Andrew SillsAffiliation: Georgia Southern University Email: ASills@GeorgiaSouthern.edu Title Of Talk: Rademacher's infinite partial fractions conjecture is (almost certainly) false URL: http://arxiv.org/abs/1110.4932 Abstract: This is joint work with Doron Zeilberger. Let $p_m(n)$ denote the number of partitions of $n$ with at most $m$ summands. The generating function of $p_m(n)$ is $$ f_m(x) = \sum_{n\geq 0} p_m(n) x^n= \frac{1}{(1x)(1x^2)\cdots(1x^m)}. $$ For any fixed $m$, it is theoretically straightforward to find the partial fraction decomposition of the generating function for $p_m(n).$ Rademacher made a beautiful and natural conjecture concerning the limiting behavior of the coefficients in the partial fraction decomposition of $f_m(x)$ as $m\rightarrow\infty$, which was published posthumously in 1973. Little progress had been made on this conjecture until just recently, perhaps in large part due to the difficulty of actually calculating Rademacher's coefficients for even moderately large values of $m.$ Zeilberger and I found and implemented a fast algorithm for computing Rademacher's coefficients, and as a result of the data we collected, it now seems quite clear that Rademacher's conjecture must be FALSE! We present some new theorems and conjectures concerning the behavior of Rademacher's coefficients.
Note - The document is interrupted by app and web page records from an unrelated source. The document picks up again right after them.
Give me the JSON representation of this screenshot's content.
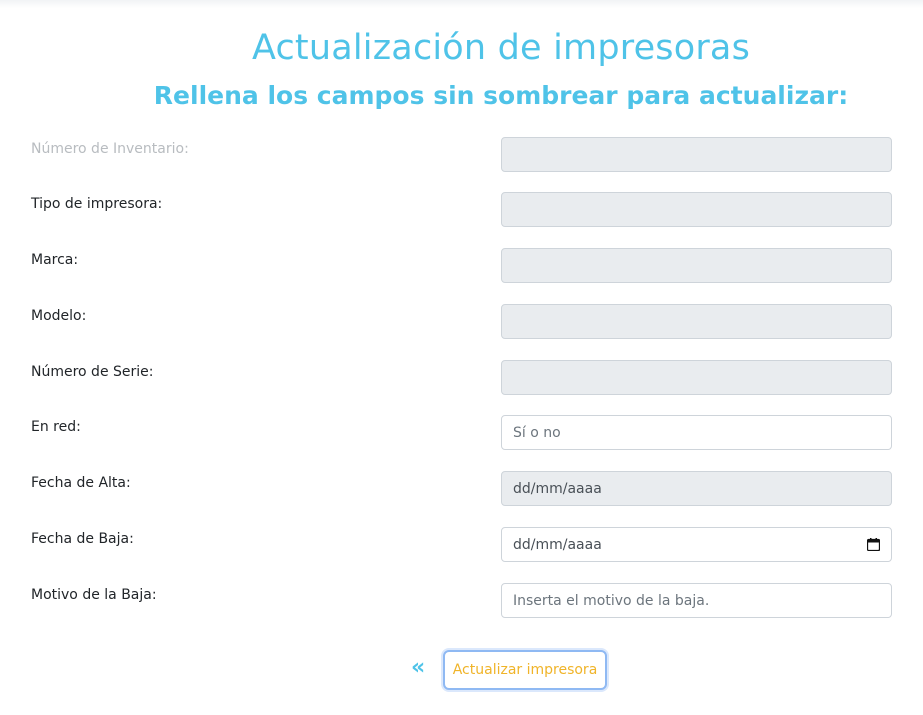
{
  "header": {
    "title": "Actualización de impresoras",
    "subtitle": "Rellena los campos sin sombrear para actualizar:"
  },
  "form": {
    "fields": [
      {
        "label": "Número de Inventario:",
        "value": "",
        "placeholder": "",
        "disabled": true,
        "label_muted": true
      },
      {
        "label": "Tipo de impresora:",
        "value": "",
        "placeholder": "",
        "disabled": true
      },
      {
        "label": "Marca:",
        "value": "",
        "placeholder": "",
        "disabled": true
      },
      {
        "label": "Modelo:",
        "value": "",
        "placeholder": "",
        "disabled": true
      },
      {
        "label": "Número de Serie:",
        "value": "",
        "placeholder": "",
        "disabled": true
      },
      {
        "label": "En red:",
        "value": "",
        "placeholder": "Sí o no",
        "disabled": false
      },
      {
        "label": "Fecha de Alta:",
        "value": "dd/mm/aaaa",
        "placeholder": "",
        "disabled": true
      },
      {
        "label": "Fecha de Baja:",
        "value": "dd/mm/aaaa",
        "placeholder": "",
        "disabled": false,
        "icon": "calendar-icon"
      },
      {
        "label": "Motivo de la Baja:",
        "value": "",
        "placeholder": "Inserta el motivo de la baja.",
        "disabled": false
      }
    ]
  },
  "actions": {
    "back_label": "«",
    "submit_label": "Actualizar impresora"
  },
  "colors": {
    "accent": "#4fc3e8",
    "button_text": "#f0b429",
    "disabled_bg": "#e9ecef"
  }
}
WARNING: This page contains MATHJAX
Last update made Tue Oct 23 09:16:49 EDT 2012.